The Campo Giro pistol is named for its designer, Lieutenant Colonel Don Venancio Lopez de Ceballos y Aguirre, Count of Campo Giro. The Count was a member of a committee set up to select a self-loading pistol for service with the Spanish Army and set about designing his own. The Army had already specified that the pistol should be chambered for the 9mm Bergmann-Bayard cartridge (which would become know as the 9mm Largo in Spain). Unusually for a pistol chambering a cartridge of this power, the Campo Giro used an unlocked breech with a substantial return spring.
The resulting weapon was adopted for service by the army and produced by the Basque company Esperanza y Unceta in two variants, the Model 1913 and the improved Model 1913-16. The general design concept behind this gun was to influence a whole series of later pistols produced by Unceta.
Stamped on left of frame
Pist.a aut.a mod. 1913-16 over 6440
Stamped on top of slide
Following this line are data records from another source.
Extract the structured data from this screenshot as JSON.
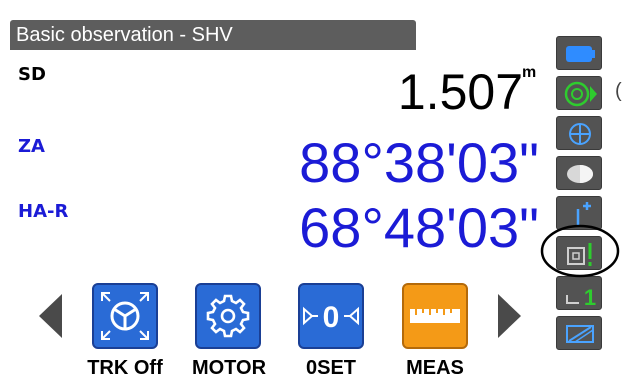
{
  "title": "Basic observation - SHV",
  "measurements": [
    {
      "label": "SD",
      "value": "1.507",
      "unit": "m",
      "color": "#000000"
    },
    {
      "label": "ZA",
      "value": "88°38'03\"",
      "color": "#1b1bd6"
    },
    {
      "label": "HA-R",
      "value": "68°48'03\"",
      "color": "#1b1bd6"
    }
  ],
  "function_keys": [
    {
      "label": "TRK Off",
      "icon": "tracking-icon",
      "color": "#2a6bd6"
    },
    {
      "label": "MOTOR",
      "icon": "gear-icon",
      "color": "#2a6bd6"
    },
    {
      "label": "0SET",
      "icon": "zero-set-icon",
      "color": "#2a6bd6"
    },
    {
      "label": "MEAS",
      "icon": "ruler-icon",
      "color": "#f49a17"
    }
  ],
  "side_panel": {
    "items": [
      "battery-icon",
      "target-prism-icon",
      "laser-plummet-icon",
      "face-icon",
      "tilt-plus-icon",
      "edm-mode-icon",
      "level-1-icon",
      "screen-icon"
    ],
    "partial_text": "("
  },
  "colors": {
    "title_bg": "#5d5d5d",
    "value_blue": "#1b1bd6",
    "nav_arrow": "#4a4a4a",
    "side_bg": "#535353",
    "accent_green": "#2ecc2e"
  }
}
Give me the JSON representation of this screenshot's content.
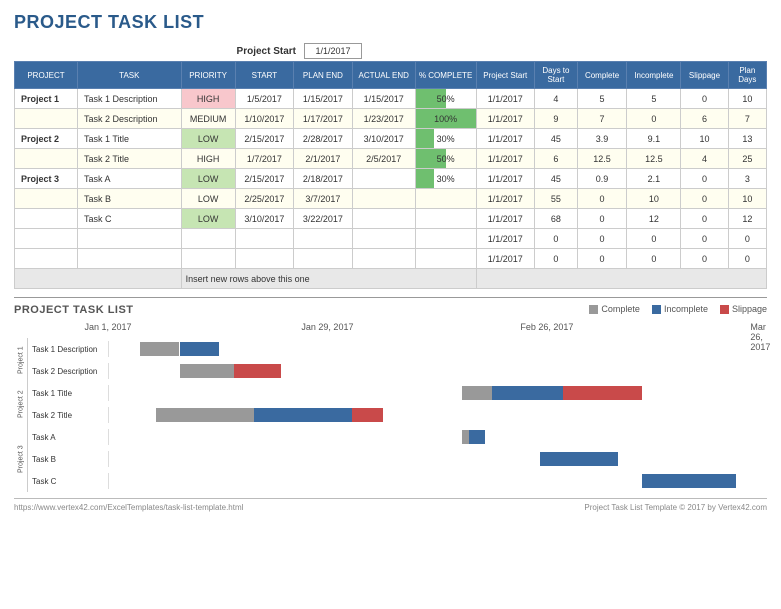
{
  "title": "PROJECT TASK LIST",
  "projectStart": {
    "label": "Project Start",
    "value": "1/1/2017"
  },
  "columns": [
    "PROJECT",
    "TASK",
    "PRIORITY",
    "START",
    "PLAN END",
    "ACTUAL END",
    "% COMPLETE",
    "Project Start",
    "Days to Start",
    "Complete",
    "Incomplete",
    "Slippage",
    "Plan Days"
  ],
  "rows": [
    {
      "project": "Project 1",
      "task": "Task 1 Description",
      "priority": "HIGH",
      "start": "1/5/2017",
      "planEnd": "1/15/2017",
      "actualEnd": "1/15/2017",
      "pct": 50,
      "pStart": "1/1/2017",
      "daysToStart": 4,
      "complete": 5,
      "incomplete": 5,
      "slippage": 0,
      "planDays": 10,
      "alt": false
    },
    {
      "project": "",
      "task": "Task 2 Description",
      "priority": "MEDIUM",
      "start": "1/10/2017",
      "planEnd": "1/17/2017",
      "actualEnd": "1/23/2017",
      "pct": 100,
      "pStart": "1/1/2017",
      "daysToStart": 9,
      "complete": 7,
      "incomplete": 0,
      "slippage": 6,
      "planDays": 7,
      "alt": true
    },
    {
      "project": "Project 2",
      "task": "Task 1 Title",
      "priority": "LOW",
      "start": "2/15/2017",
      "planEnd": "2/28/2017",
      "actualEnd": "3/10/2017",
      "pct": 30,
      "pStart": "1/1/2017",
      "daysToStart": 45,
      "complete": 3.9,
      "incomplete": 9.1,
      "slippage": 10,
      "planDays": 13,
      "alt": false
    },
    {
      "project": "",
      "task": "Task 2 Title",
      "priority": "HIGH",
      "start": "1/7/2017",
      "planEnd": "2/1/2017",
      "actualEnd": "2/5/2017",
      "pct": 50,
      "pStart": "1/1/2017",
      "daysToStart": 6,
      "complete": 12.5,
      "incomplete": 12.5,
      "slippage": 4,
      "planDays": 25,
      "alt": true
    },
    {
      "project": "Project 3",
      "task": "Task A",
      "priority": "LOW",
      "start": "2/15/2017",
      "planEnd": "2/18/2017",
      "actualEnd": "",
      "pct": 30,
      "pStart": "1/1/2017",
      "daysToStart": 45,
      "complete": 0.9,
      "incomplete": 2.1,
      "slippage": 0,
      "planDays": 3,
      "alt": false
    },
    {
      "project": "",
      "task": "Task B",
      "priority": "LOW",
      "start": "2/25/2017",
      "planEnd": "3/7/2017",
      "actualEnd": "",
      "pct": null,
      "pStart": "1/1/2017",
      "daysToStart": 55,
      "complete": 0,
      "incomplete": 10,
      "slippage": 0,
      "planDays": 10,
      "alt": true
    },
    {
      "project": "",
      "task": "Task C",
      "priority": "LOW",
      "start": "3/10/2017",
      "planEnd": "3/22/2017",
      "actualEnd": "",
      "pct": null,
      "pStart": "1/1/2017",
      "daysToStart": 68,
      "complete": 0,
      "incomplete": 12,
      "slippage": 0,
      "planDays": 12,
      "alt": false
    }
  ],
  "emptyRows": [
    {
      "pStart": "1/1/2017",
      "daysToStart": 0,
      "complete": 0,
      "incomplete": 0,
      "slippage": 0,
      "planDays": 0
    },
    {
      "pStart": "1/1/2017",
      "daysToStart": 0,
      "complete": 0,
      "incomplete": 0,
      "slippage": 0,
      "planDays": 0
    }
  ],
  "noteRow": "Insert new rows above this one",
  "chart": {
    "title": "PROJECT TASK LIST",
    "legend": {
      "complete": "Complete",
      "incomplete": "Incomplete",
      "slippage": "Slippage"
    },
    "timelineLabels": [
      "Jan 1, 2017",
      "Jan 29, 2017",
      "Feb 26, 2017",
      "Mar 26, 2017"
    ],
    "projectGroups": [
      {
        "name": "Project 1",
        "tasks": [
          "Task 1 Description",
          "Task 2 Description"
        ]
      },
      {
        "name": "Project 2",
        "tasks": [
          "Task 1 Title",
          "Task 2 Title"
        ]
      },
      {
        "name": "Project 3",
        "tasks": [
          "Task A",
          "Task B",
          "Task C"
        ]
      }
    ]
  },
  "footer": {
    "left": "https://www.vertex42.com/ExcelTemplates/task-list-template.html",
    "right": "Project Task List Template © 2017 by Vertex42.com"
  },
  "chart_data": {
    "type": "bar",
    "title": "PROJECT TASK LIST",
    "xlabel": "",
    "ylabel": "",
    "categories": [
      "Task 1 Description",
      "Task 2 Description",
      "Task 1 Title",
      "Task 2 Title",
      "Task A",
      "Task B",
      "Task C"
    ],
    "x_start_days": [
      4,
      9,
      45,
      6,
      45,
      55,
      68
    ],
    "series": [
      {
        "name": "Complete",
        "values": [
          5,
          7,
          3.9,
          12.5,
          0.9,
          0,
          0
        ]
      },
      {
        "name": "Incomplete",
        "values": [
          5,
          0,
          9.1,
          12.5,
          2.1,
          10,
          12
        ]
      },
      {
        "name": "Slippage",
        "values": [
          0,
          6,
          10,
          4,
          0,
          0,
          0
        ]
      }
    ],
    "x_axis_dates": [
      "2017-01-01",
      "2017-01-29",
      "2017-02-26",
      "2017-03-26"
    ],
    "xlim_days": [
      0,
      84
    ]
  }
}
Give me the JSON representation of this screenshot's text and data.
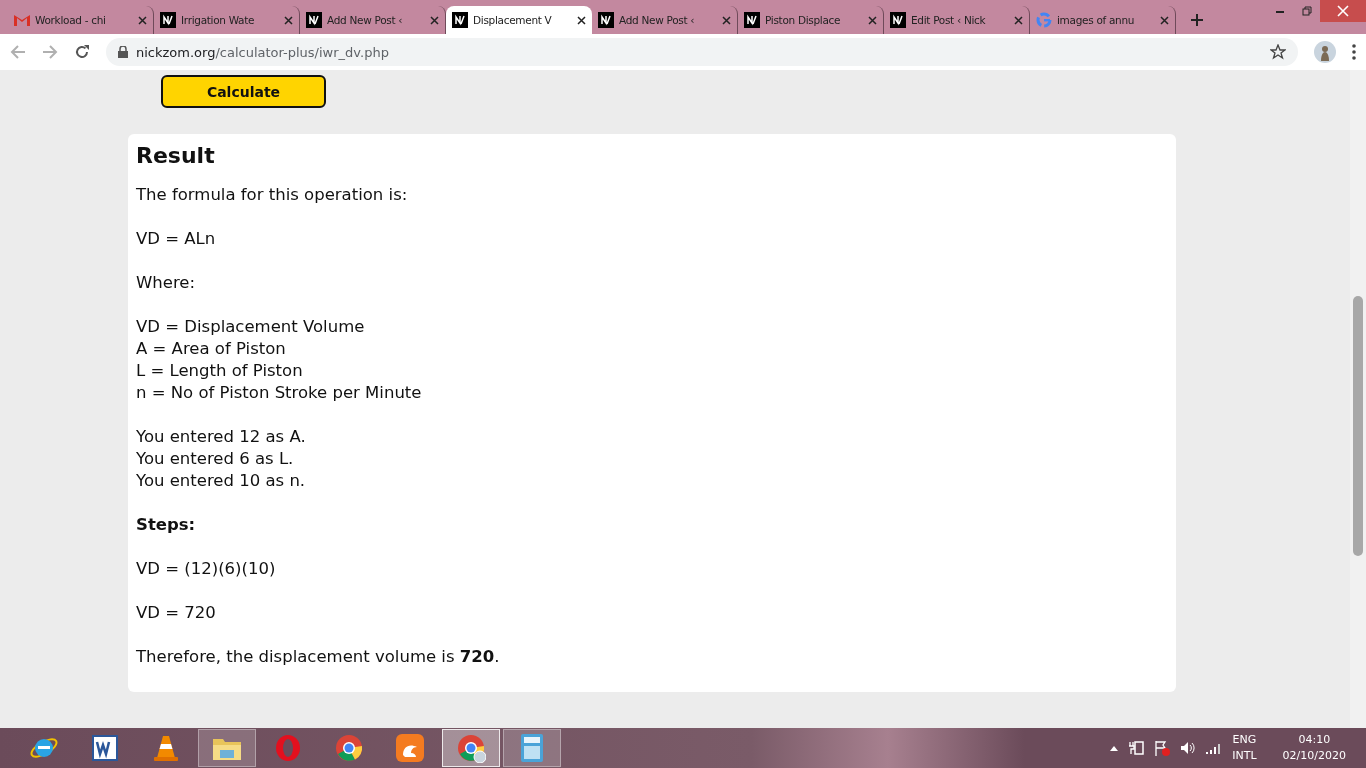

CAMPO-GIRO PAT. 34798-54214 1904-1913 over star in wreath trademark over ESPERANZA Y UNCETA GUERNICA